--- AVAILABLE RECORDS ---
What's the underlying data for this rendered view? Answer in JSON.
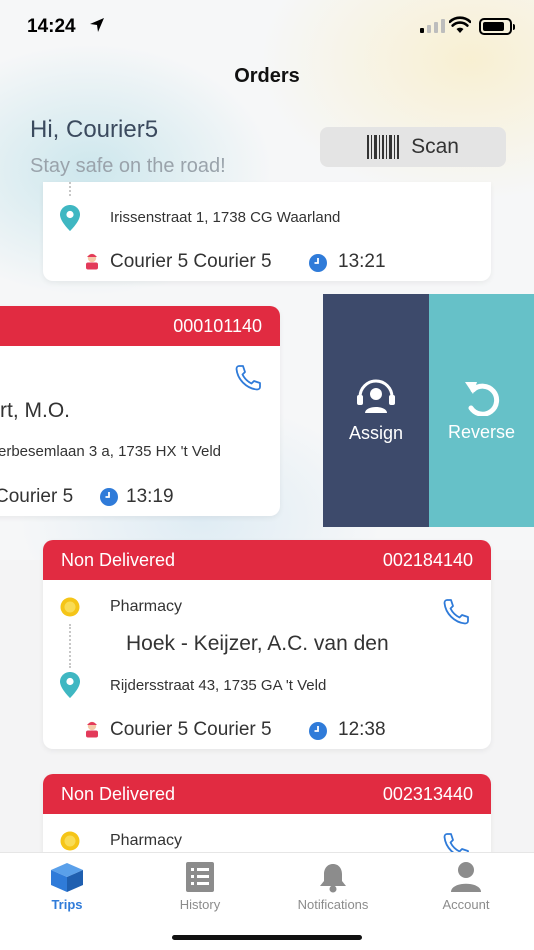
{
  "status_bar": {
    "time": "14:24"
  },
  "header": {
    "title": "Orders"
  },
  "greeting": {
    "hello": "Hi, Courier5",
    "subtitle": "Stay safe on the road!"
  },
  "scan": {
    "label": "Scan"
  },
  "cards": [
    {
      "address": "Irissenstraat 1, 1738 CG Waarland",
      "courier": "Courier 5 Courier 5",
      "time": "13:21"
    },
    {
      "order_no": "000101140",
      "name": "rt, M.O.",
      "address": "erbesemlaan 3 a, 1735 HX 't Veld",
      "courier": "Courier 5",
      "time": "13:19"
    },
    {
      "status": "Non Delivered",
      "order_no": "002184140",
      "pharmacy": "Pharmacy",
      "name": "Hoek - Keijzer, A.C. van den",
      "address": "Rijdersstraat 43, 1735 GA 't Veld",
      "courier": "Courier 5 Courier 5",
      "time": "12:38"
    },
    {
      "status": "Non Delivered",
      "order_no": "002313440",
      "pharmacy": "Pharmacy"
    }
  ],
  "swipe_actions": {
    "assign": "Assign",
    "reverse": "Reverse"
  },
  "tabs": [
    {
      "label": "Trips",
      "icon": "box-icon",
      "active": true
    },
    {
      "label": "History",
      "icon": "list-icon",
      "active": false
    },
    {
      "label": "Notifications",
      "icon": "bell-icon",
      "active": false
    },
    {
      "label": "Account",
      "icon": "user-icon",
      "active": false
    }
  ],
  "colors": {
    "header_red": "#e12b41",
    "assign_bg": "#3d4a6b",
    "reverse_bg": "#66c1c8",
    "accent_blue": "#2f7bd9",
    "pin_teal": "#3fb7c2",
    "pharmacy_yellow": "#f5c518"
  }
}
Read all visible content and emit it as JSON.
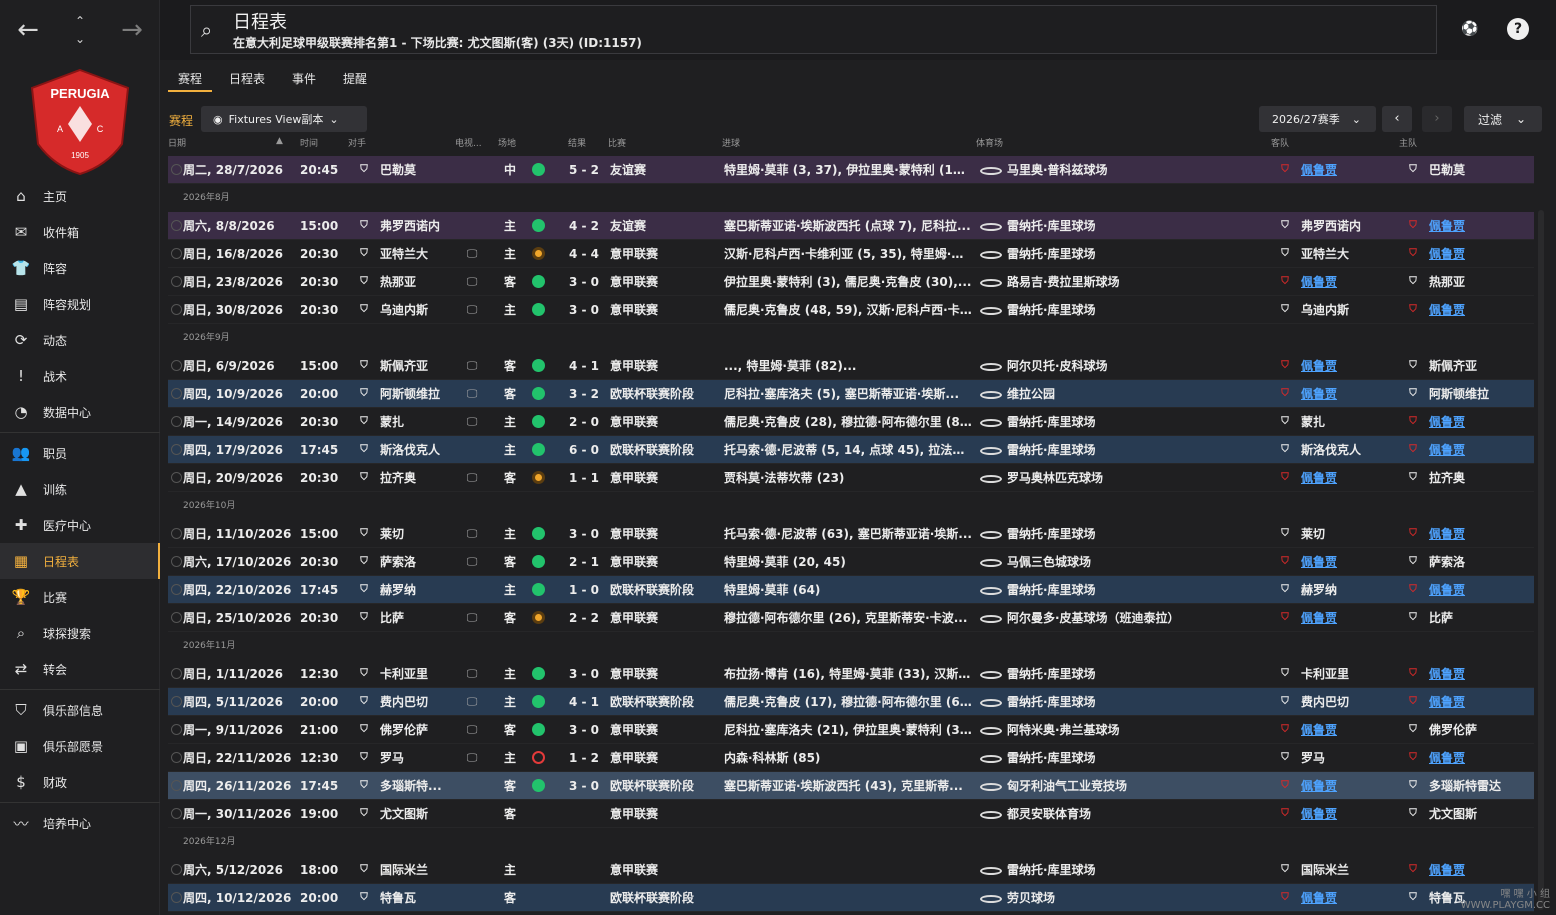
{
  "header": {
    "title": "日程表",
    "subtitle": "在意大利足球甲级联赛排名第1 - 下场比赛: 尤文图斯(客) (3天) (ID:1157)"
  },
  "club": {
    "badge_text": "PERUGIA",
    "badge_a": "A",
    "badge_c": "C",
    "badge_year": "1905",
    "color": "#d62a2a"
  },
  "sidebar": {
    "items": [
      {
        "label": "主页",
        "icon": "home-icon",
        "glyph": "⌂"
      },
      {
        "label": "收件箱",
        "icon": "inbox-icon",
        "glyph": "✉"
      },
      {
        "label": "阵容",
        "icon": "shirt-icon",
        "glyph": "👕"
      },
      {
        "label": "阵容规划",
        "icon": "clipboard-icon",
        "glyph": "▤"
      },
      {
        "label": "动态",
        "icon": "dynamics-icon",
        "glyph": "⟳"
      },
      {
        "label": "战术",
        "icon": "tactics-icon",
        "glyph": "!"
      },
      {
        "label": "数据中心",
        "icon": "data-hub-icon",
        "glyph": "◔"
      },
      {
        "label": "职员",
        "icon": "staff-icon",
        "glyph": "👥"
      },
      {
        "label": "训练",
        "icon": "training-icon",
        "glyph": "▲"
      },
      {
        "label": "医疗中心",
        "icon": "medical-icon",
        "glyph": "✚"
      },
      {
        "label": "日程表",
        "icon": "calendar-icon",
        "glyph": "▦"
      },
      {
        "label": "比赛",
        "icon": "trophy-icon",
        "glyph": "🏆"
      },
      {
        "label": "球探搜索",
        "icon": "scouting-icon",
        "glyph": "⌕"
      },
      {
        "label": "转会",
        "icon": "transfer-icon",
        "glyph": "⇄"
      },
      {
        "label": "俱乐部信息",
        "icon": "club-info-icon",
        "glyph": "⛉"
      },
      {
        "label": "俱乐部愿景",
        "icon": "club-vision-icon",
        "glyph": "▣"
      },
      {
        "label": "财政",
        "icon": "finance-icon",
        "glyph": "$"
      },
      {
        "label": "培养中心",
        "icon": "development-icon",
        "glyph": "〰"
      }
    ]
  },
  "tabs": [
    "赛程",
    "日程表",
    "事件",
    "提醒"
  ],
  "toolbar": {
    "section_label": "赛程",
    "view_label": "Fixtures View副本",
    "season_label": "2026/27赛季",
    "filter_label": "过滤"
  },
  "columns": {
    "date": "日期",
    "time": "时间",
    "opponent": "对手",
    "tv": "电视...",
    "venue": "场地",
    "result": "结果",
    "competition": "比赛",
    "goals": "进球",
    "stadium": "体育场",
    "away": "客队",
    "home": "主队"
  },
  "fixtures": [
    {
      "type": "friendly",
      "date": "周二, 28/7/2026",
      "time": "20:45",
      "opp": "巴勒莫",
      "tv": false,
      "venue": "中",
      "outcome": "win",
      "result": "5 - 2",
      "comp": "友谊赛",
      "goals": "特里姆·莫菲 (3, 37), 伊拉里奥·蒙特利 (13),...",
      "stadium": "马里奥·普科兹球场",
      "home": "巴勒莫",
      "away": "佩鲁贾",
      "home_is_us": false
    },
    {
      "month": "2026年8月"
    },
    {
      "type": "friendly",
      "date": "周六, 8/8/2026",
      "time": "15:00",
      "opp": "弗罗西诺内",
      "tv": false,
      "venue": "主",
      "outcome": "win",
      "result": "4 - 2",
      "comp": "友谊赛",
      "goals": "塞巴斯蒂亚诺·埃斯波西托 (点球 7), 尼科拉...",
      "stadium": "雷纳托·库里球场",
      "home": "佩鲁贾",
      "away": "弗罗西诺内",
      "home_is_us": true
    },
    {
      "type": "league",
      "date": "周日, 16/8/2026",
      "time": "20:30",
      "opp": "亚特兰大",
      "tv": true,
      "venue": "主",
      "outcome": "draw",
      "result": "4 - 4",
      "comp": "意甲联赛",
      "goals": "汉斯·尼科卢西·卡维利亚 (5, 35), 特里姆·莫...",
      "stadium": "雷纳托·库里球场",
      "home": "佩鲁贾",
      "away": "亚特兰大",
      "home_is_us": true
    },
    {
      "type": "league",
      "date": "周日, 23/8/2026",
      "time": "20:30",
      "opp": "热那亚",
      "tv": true,
      "venue": "客",
      "outcome": "win",
      "result": "3 - 0",
      "comp": "意甲联赛",
      "goals": "伊拉里奥·蒙特利 (3), 儒尼奥·克鲁皮 (30),...",
      "stadium": "路易吉·费拉里斯球场",
      "home": "热那亚",
      "away": "佩鲁贾",
      "home_is_us": false
    },
    {
      "type": "league",
      "date": "周日, 30/8/2026",
      "time": "20:30",
      "opp": "乌迪内斯",
      "tv": true,
      "venue": "主",
      "outcome": "win",
      "result": "3 - 0",
      "comp": "意甲联赛",
      "goals": "儒尼奥·克鲁皮 (48, 59), 汉斯·尼科卢西·卡...",
      "stadium": "雷纳托·库里球场",
      "home": "佩鲁贾",
      "away": "乌迪内斯",
      "home_is_us": true
    },
    {
      "month": "2026年9月"
    },
    {
      "type": "league",
      "date": "周日, 6/9/2026",
      "time": "15:00",
      "opp": "斯佩齐亚",
      "tv": true,
      "venue": "客",
      "outcome": "win",
      "result": "4 - 1",
      "comp": "意甲联赛",
      "goals": "..., 特里姆·莫菲 (82)...",
      "stadium": "阿尔贝托·皮科球场",
      "home": "斯佩齐亚",
      "away": "佩鲁贾",
      "home_is_us": false
    },
    {
      "type": "euro",
      "date": "周四, 10/9/2026",
      "time": "20:00",
      "opp": "阿斯顿维拉",
      "tv": true,
      "venue": "客",
      "outcome": "win",
      "result": "3 - 2",
      "comp": "欧联杯联赛阶段",
      "goals": "尼科拉·塞库洛夫 (5), 塞巴斯蒂亚诺·埃斯...",
      "stadium": "维拉公园",
      "home": "阿斯顿维拉",
      "away": "佩鲁贾",
      "home_is_us": false
    },
    {
      "type": "league",
      "date": "周一, 14/9/2026",
      "time": "20:30",
      "opp": "蒙扎",
      "tv": true,
      "venue": "主",
      "outcome": "win",
      "result": "2 - 0",
      "comp": "意甲联赛",
      "goals": "儒尼奥·克鲁皮 (28), 穆拉德·阿布德尔里 (8...",
      "stadium": "雷纳托·库里球场",
      "home": "佩鲁贾",
      "away": "蒙扎",
      "home_is_us": true
    },
    {
      "type": "euro",
      "date": "周四, 17/9/2026",
      "time": "17:45",
      "opp": "斯洛伐克人",
      "tv": false,
      "venue": "主",
      "outcome": "win",
      "result": "6 - 0",
      "comp": "欧联杯联赛阶段",
      "goals": "托马索·德·尼波蒂 (5, 14, 点球 45), 拉法埃...",
      "stadium": "雷纳托·库里球场",
      "home": "佩鲁贾",
      "away": "斯洛伐克人",
      "home_is_us": true
    },
    {
      "type": "league",
      "date": "周日, 20/9/2026",
      "time": "20:30",
      "opp": "拉齐奥",
      "tv": true,
      "venue": "客",
      "outcome": "draw",
      "result": "1 - 1",
      "comp": "意甲联赛",
      "goals": "贾科莫·法蒂坎蒂 (23)",
      "stadium": "罗马奥林匹克球场",
      "home": "拉齐奥",
      "away": "佩鲁贾",
      "home_is_us": false
    },
    {
      "month": "2026年10月"
    },
    {
      "type": "league",
      "date": "周日, 11/10/2026",
      "time": "15:00",
      "opp": "莱切",
      "tv": true,
      "venue": "主",
      "outcome": "win",
      "result": "3 - 0",
      "comp": "意甲联赛",
      "goals": "托马索·德·尼波蒂 (63), 塞巴斯蒂亚诺·埃斯...",
      "stadium": "雷纳托·库里球场",
      "home": "佩鲁贾",
      "away": "莱切",
      "home_is_us": true
    },
    {
      "type": "league",
      "date": "周六, 17/10/2026",
      "time": "20:30",
      "opp": "萨索洛",
      "tv": true,
      "venue": "客",
      "outcome": "win",
      "result": "2 - 1",
      "comp": "意甲联赛",
      "goals": "特里姆·莫菲 (20, 45)",
      "stadium": "马佩三色城球场",
      "home": "萨索洛",
      "away": "佩鲁贾",
      "home_is_us": false
    },
    {
      "type": "euro",
      "date": "周四, 22/10/2026",
      "time": "17:45",
      "opp": "赫罗纳",
      "tv": false,
      "venue": "主",
      "outcome": "win",
      "result": "1 - 0",
      "comp": "欧联杯联赛阶段",
      "goals": "特里姆·莫菲 (64)",
      "stadium": "雷纳托·库里球场",
      "home": "佩鲁贾",
      "away": "赫罗纳",
      "home_is_us": true
    },
    {
      "type": "league",
      "date": "周日, 25/10/2026",
      "time": "20:30",
      "opp": "比萨",
      "tv": true,
      "venue": "客",
      "outcome": "draw",
      "result": "2 - 2",
      "comp": "意甲联赛",
      "goals": "穆拉德·阿布德尔里 (26), 克里斯蒂安·卡波...",
      "stadium": "阿尔曼多·皮基球场（班迪泰拉）",
      "home": "比萨",
      "away": "佩鲁贾",
      "home_is_us": false
    },
    {
      "month": "2026年11月"
    },
    {
      "type": "league",
      "date": "周日, 1/11/2026",
      "time": "12:30",
      "opp": "卡利亚里",
      "tv": true,
      "venue": "主",
      "outcome": "win",
      "result": "3 - 0",
      "comp": "意甲联赛",
      "goals": "布拉扬·博肯 (16), 特里姆·莫菲 (33), 汉斯·...",
      "stadium": "雷纳托·库里球场",
      "home": "佩鲁贾",
      "away": "卡利亚里",
      "home_is_us": true
    },
    {
      "type": "euro",
      "date": "周四, 5/11/2026",
      "time": "20:00",
      "opp": "费内巴切",
      "tv": true,
      "venue": "主",
      "outcome": "win",
      "result": "4 - 1",
      "comp": "欧联杯联赛阶段",
      "goals": "儒尼奥·克鲁皮 (17), 穆拉德·阿布德尔里 (6...",
      "stadium": "雷纳托·库里球场",
      "home": "佩鲁贾",
      "away": "费内巴切",
      "home_is_us": true
    },
    {
      "type": "league",
      "date": "周一, 9/11/2026",
      "time": "21:00",
      "opp": "佛罗伦萨",
      "tv": true,
      "venue": "客",
      "outcome": "win",
      "result": "3 - 0",
      "comp": "意甲联赛",
      "goals": "尼科拉·塞库洛夫 (21), 伊拉里奥·蒙特利 (3...",
      "stadium": "阿特米奥·弗兰基球场",
      "home": "佛罗伦萨",
      "away": "佩鲁贾",
      "home_is_us": false
    },
    {
      "type": "league",
      "date": "周日, 22/11/2026",
      "time": "12:30",
      "opp": "罗马",
      "tv": true,
      "venue": "主",
      "outcome": "loss",
      "result": "1 - 2",
      "comp": "意甲联赛",
      "goals": "内森·科林斯 (85)",
      "stadium": "雷纳托·库里球场",
      "home": "佩鲁贾",
      "away": "罗马",
      "home_is_us": true
    },
    {
      "type": "sel",
      "date": "周四, 26/11/2026",
      "time": "17:45",
      "opp": "多瑙斯特...",
      "tv": false,
      "venue": "客",
      "outcome": "win",
      "result": "3 - 0",
      "comp": "欧联杯联赛阶段",
      "goals": "塞巴斯蒂亚诺·埃斯波西托 (43), 克里斯蒂...",
      "stadium": "匈牙利油气工业竞技场",
      "home": "多瑙斯特雷达",
      "away": "佩鲁贾",
      "home_is_us": false
    },
    {
      "type": "league",
      "date": "周一, 30/11/2026",
      "time": "19:00",
      "opp": "尤文图斯",
      "tv": false,
      "venue": "客",
      "outcome": "",
      "result": "",
      "comp": "意甲联赛",
      "goals": "",
      "stadium": "都灵安联体育场",
      "home": "尤文图斯",
      "away": "佩鲁贾",
      "home_is_us": false
    },
    {
      "month": "2026年12月"
    },
    {
      "type": "league",
      "date": "周六, 5/12/2026",
      "time": "18:00",
      "opp": "国际米兰",
      "tv": false,
      "venue": "主",
      "outcome": "",
      "result": "",
      "comp": "意甲联赛",
      "goals": "",
      "stadium": "雷纳托·库里球场",
      "home": "佩鲁贾",
      "away": "国际米兰",
      "home_is_us": true
    },
    {
      "type": "euro",
      "date": "周四, 10/12/2026",
      "time": "20:00",
      "opp": "特鲁瓦",
      "tv": false,
      "venue": "客",
      "outcome": "",
      "result": "",
      "comp": "欧联杯联赛阶段",
      "goals": "",
      "stadium": "劳贝球场",
      "home": "特鲁瓦",
      "away": "佩鲁贾",
      "home_is_us": false
    }
  ],
  "watermark": "嘿 嘿 小 组\nWWW.PLAYGM.CC"
}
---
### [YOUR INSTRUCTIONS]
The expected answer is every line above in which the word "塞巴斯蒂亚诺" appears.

### [ANSWER TO THIS PROBLEM]
      "goals": "塞巴斯蒂亚诺·埃斯波西托 (点球 7), 尼科拉...",
      "goals": "尼科拉·塞库洛夫 (5), 塞巴斯蒂亚诺·埃斯...",
      "goals": "托马索·德·尼波蒂 (63), 塞巴斯蒂亚诺·埃斯...",
      "goals": "塞巴斯蒂亚诺·埃斯波西托 (43), 克里斯蒂...",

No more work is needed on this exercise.